UN extends Palestinian refugee mission until 2023
The current mandate was due to run out in June 2020 but 169 countries approved a renewal up to 2023 at the UN General Assembly, with the US and Israel voting against, while nine countries abstained.
The resolution approved on Friday "all donors to continue to strengthen their efforts to meet the anticipated needs of the agency" amid deteriorating socio-economic conditions in the Palestinian Territories.
US President Donald Trump's administration, along with Israel, accuses UNRWA of perpetuating the Israeli-Palestinian conflict, but the agency disputes that and says it provides services that would otherwise not be available to Palestinians.
The head of the troubled organisation resigned in November amid an internal probe into alleged mismanagement and ethical abuses.
A confidential internal ethics report in July 2019 accused Pierre Krahenbuhl and his "inner circle" of "abuses of authority for personal gain, to suppress legitimate dissent and to otherwise achieve their personal objectives".
Read more: As UNRWA sexual misconduct allegations unfold, the international community decides to punish ordinary Palestinians
It paints a picture of a small number of mostly foreign senior leaders centralising power and influence while disregarding UN checks and balances.
The findings surfaced after the agency lost its biggest individual donor, the US, in September 2018.

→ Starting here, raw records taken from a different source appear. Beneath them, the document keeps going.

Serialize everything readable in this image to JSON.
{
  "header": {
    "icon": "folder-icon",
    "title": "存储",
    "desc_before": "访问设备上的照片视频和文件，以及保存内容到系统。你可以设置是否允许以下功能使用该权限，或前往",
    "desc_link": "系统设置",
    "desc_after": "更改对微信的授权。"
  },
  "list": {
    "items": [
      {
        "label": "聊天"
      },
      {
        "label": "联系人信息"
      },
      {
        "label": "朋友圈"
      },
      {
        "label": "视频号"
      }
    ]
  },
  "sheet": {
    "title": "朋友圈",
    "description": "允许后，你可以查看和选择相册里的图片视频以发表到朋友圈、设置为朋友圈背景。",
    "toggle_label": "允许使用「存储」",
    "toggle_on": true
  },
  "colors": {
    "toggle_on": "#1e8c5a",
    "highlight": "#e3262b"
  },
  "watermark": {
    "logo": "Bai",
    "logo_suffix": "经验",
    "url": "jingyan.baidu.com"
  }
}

The report argued that this cut "served as an excuse for an extreme concentration of decision making power in members... increased disregard for agency rules and established procedures, with exceptionalism becoming the norm".
Allegations include "sexual misconduct, nepotism, retaliation, discrimination and other abuses of authority, for personal gain, to suppress legitimate dissent, and to otherwise achieve their personal objectives".
UNRWA was set up after more than 700,000 Palestinians were expelled or fled their lands during the 1948 war surrounding the creation of Israel.
It provides schooling and medical services to millions of impoverished refugees in Jordan, Lebanon and Syria as well as the Palestinian territories, and employs around 30,000 people, mostly Palestinians.
Last year, the Trump administration cut all funding to UNRWA, arguing that it was flawed as Washington pressed ahead with work on proposals for an Israeli-Palestinian solution.
US Middle East advisor Jason Greenblatt in May told the Security Council that the agency should be dismantled and its services handed over to countries hosting the Palestinian refugees and NGOs.
Israel and the US do not like the fact that Palestinian refugees can pass on refugee status to their children and want to reduce the number of people receiving aid from UNRWA. The Palestinians say this violates their rights.
The UNRWA said that it "is probably among the most scrutinised UN agencies in view of the nature of the conflict and complex and politicised environment it is working in".
Other international organisations have been accused of similar violations, however the international community was quick to cut funding to the Palestinian program which helps countless refugees.
Without waiting for the outcome of any investigation, Switzerland, the Netherlands and Belgium immediately suspended funding to the organisation.